On Wednesday, the former Flyer will return to the Finals for the first time since 1992.
The 21 years between trips to the championship round is the longest in the four major sports. Jim Kaat, a former major-league pitcher, had the second-longest journey: 17 years between World Series stops.
Jagr, 41, and the Boston Bruins will visit Chicago for Game 1 on Wednesday night.
In his first two seasons in the league, Jagr’s Penguins won the Stanley Cup; the last time was in 1992, when Pittsburgh swept Chicago in four games.
“It is a long time ago, but it was such an important series and such an important playoffs for me because we won,” Jagr told reporters said during Media Day on Tuesday. “I remember almost everything. That first game we were down 4-1 halfway through the game and I thought we didn't have much of a chance. They played very good hockey. They forechecked very well and we were making a lot of mistakes. Then all of a sudden with five minutes left, we were down one and I was lucky I scored a very good-looking goal and then Mario [Lemieux] won it with I think 10 or 15 seconds left. Even though it was the first game, I thought it was a key game."
Boston acquired Jagr before the trade deadline after it lost out on its first choice, Jarome Iginla, who accepted a trade to Pittsburgh.
Jagr’s Bruins swept the Penguins in the Eastern Conference finals.
A physical-fitness addict, Jagr said he was “shocked” when he was asked if he would accept a trade from the Stars.
“I thought I was going to stay in Dallas. It was kind of a last-minute decision from management,” he said. “I don't think many teams knew I was going to be traded. When they told me that morning, first Dallas management met with me before I talked to guys from Boston. They told me I was going to get traded and it was up to me.”
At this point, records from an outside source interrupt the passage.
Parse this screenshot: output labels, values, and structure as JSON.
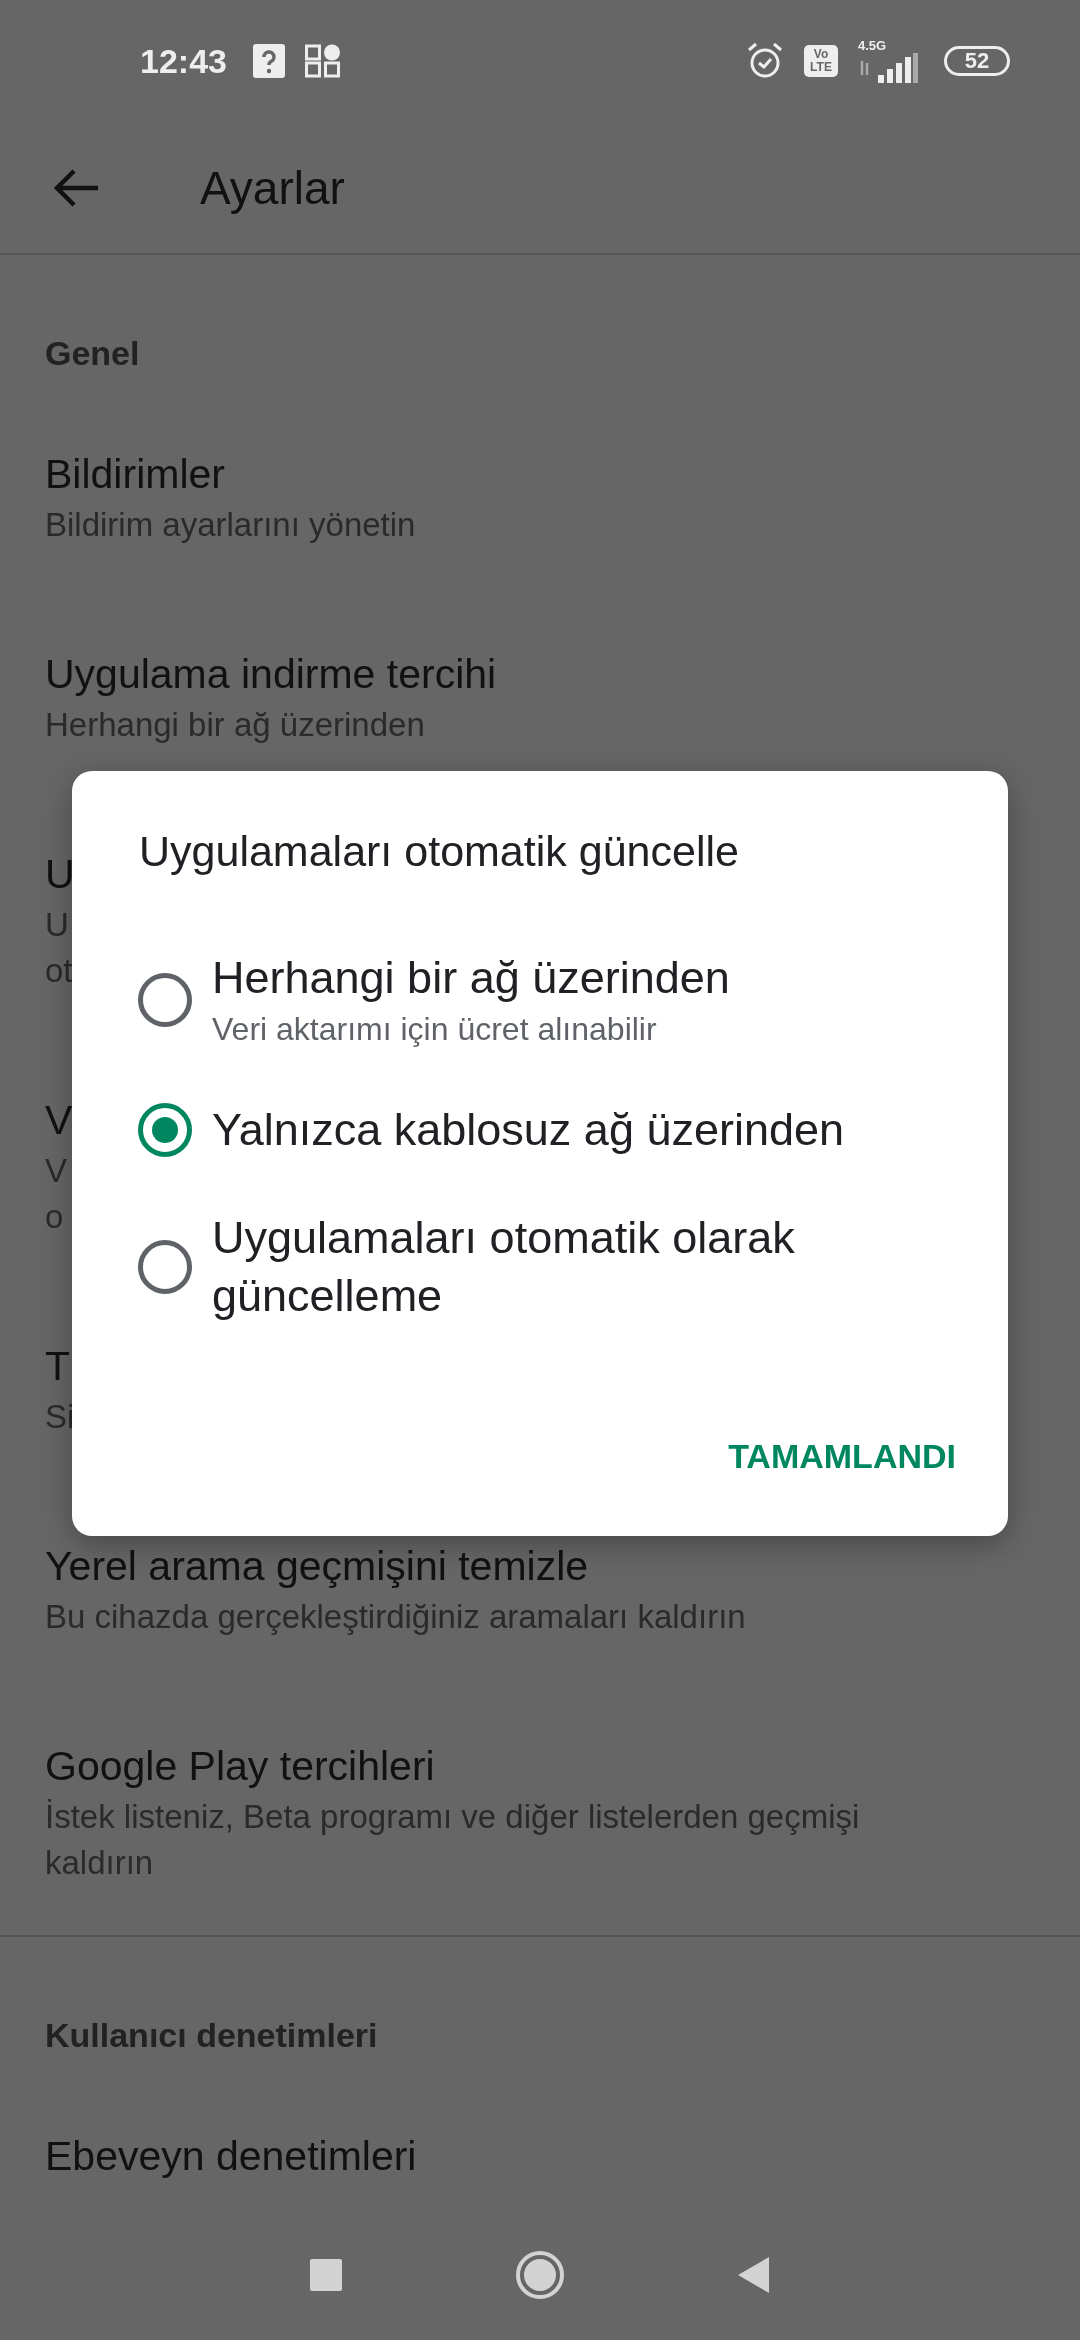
{
  "status_bar": {
    "time": "12:43",
    "lte_badge": [
      "Vo",
      "LTE"
    ],
    "network": "4.5G",
    "battery": "52"
  },
  "app_bar": {
    "title": "Ayarlar"
  },
  "sections": [
    {
      "header": "Genel",
      "items": [
        {
          "title": "Bildirimler",
          "subtitle_lines": [
            "Bildirim ayarlarını yönetin"
          ]
        },
        {
          "title": "Uygulama indirme tercihi",
          "subtitle_lines": [
            "Herhangi bir ağ üzerinden"
          ]
        },
        {
          "title": "U",
          "subtitle_lines": [
            "U",
            "ot"
          ]
        },
        {
          "title": "V",
          "subtitle_lines": [
            "V",
            "o"
          ]
        },
        {
          "title": "T",
          "subtitle_lines": [
            "Si"
          ]
        },
        {
          "title": "Yerel arama geçmişini temizle",
          "subtitle_lines": [
            "Bu cihazda gerçekleştirdiğiniz aramaları kaldırın"
          ]
        },
        {
          "title": "Google Play tercihleri",
          "subtitle_lines": [
            "İstek listeniz, Beta programı ve diğer listelerden geçmişi",
            "kaldırın"
          ]
        }
      ]
    },
    {
      "header": "Kullanıcı denetimleri",
      "items": [
        {
          "title": "Ebeveyn denetimleri"
        }
      ]
    }
  ],
  "dialog": {
    "title": "Uygulamaları otomatik güncelle",
    "options": [
      {
        "label": "Herhangi bir ağ üzerinden",
        "sublabel": "Veri aktarımı için ücret alınabilir",
        "selected": false
      },
      {
        "label": "Yalnızca kablosuz ağ üzerinden",
        "selected": true
      },
      {
        "label": "Uygulamaları otomatik olarak güncelleme",
        "selected": false
      }
    ],
    "button": "TAMAMLANDI"
  }
}
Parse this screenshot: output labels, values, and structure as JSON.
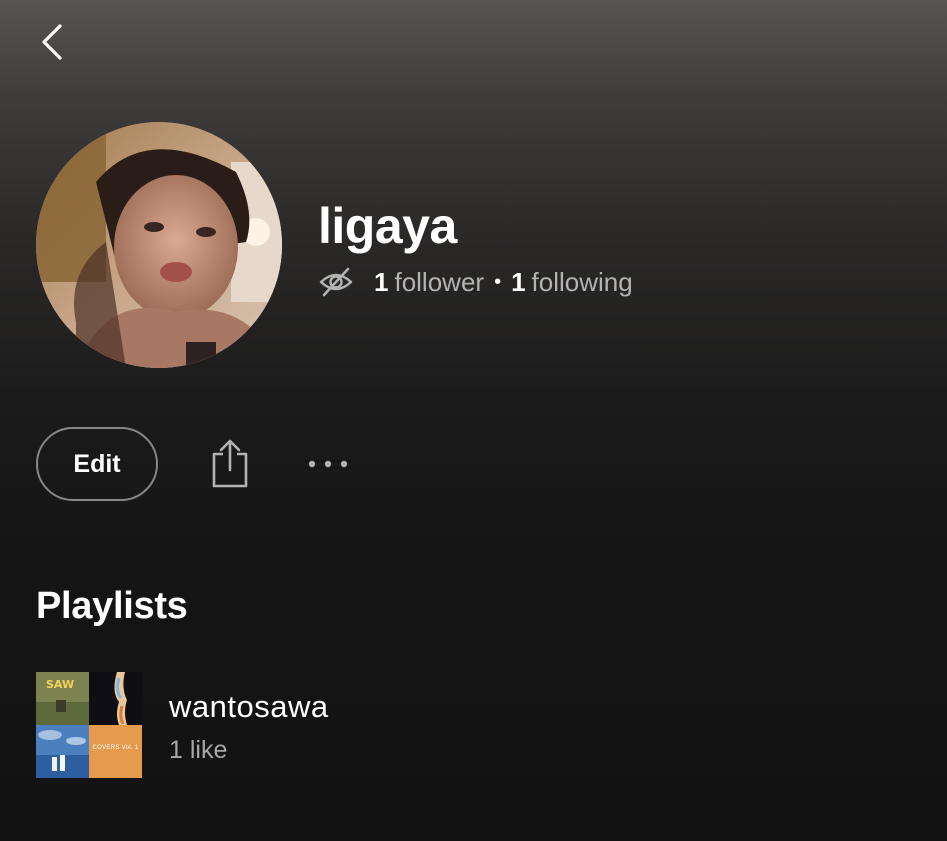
{
  "colors": {
    "background_top": "#575451",
    "background_bottom": "#121212",
    "text_primary": "#ffffff",
    "text_secondary": "#b3b3b3",
    "button_border": "#878787"
  },
  "header": {
    "back_icon": "chevron-left-icon"
  },
  "profile": {
    "avatar_icon": "profile-photo",
    "name": "ligaya",
    "privacy_icon": "eye-off-icon",
    "followers_count": "1",
    "followers_label": "follower",
    "separator": "•",
    "following_count": "1",
    "following_label": "following"
  },
  "actions": {
    "edit_label": "Edit",
    "share_icon": "share-icon",
    "more_icon": "more-horizontal-icon"
  },
  "playlists": {
    "section_title": "Playlists",
    "items": [
      {
        "name": "wantosawa",
        "meta": "1 like",
        "cover_text": "COVERS Vol. 1"
      }
    ]
  }
}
Jagr, who has seven points (but no goals) in 16 playoff games this year, said when he talked to Bruins executives, “I asked like three times, ‘Are you sure you want me?' They said, 'Yeah,' so here I am. ... I just wanted to make sure. I don't want to go somewhere they didn't want you like that. I don't want to be somewhere where I'm kind of useless. I'd rather not be playing."
In 45 regular-season games this year, Jagr had 16 goals and 35 points. He is still a master at winning board battles and controlling the puck with his wide body, and he helped set up the series-winning overtime goal against the Penguins.
In short, Jagr is playing like he is 41 going on 32.
The future Hall of Famer is playing on the Bruins’ second line, and he enters the Finals with 196 career playoff points, tying him for fifth with Paul Coffey in NHL history.
No, Wayne Gretzky’s career playoff record_a ridiculous 382 points in 208 games _ is not in jeopardy, but the Czech Republic native has clearly left his mark. Interestingly, Jagr is plus-34 in his playoff career, while Gretzky was plus-11.
Follow Sam Carchidi on Twitter @BroadStBull.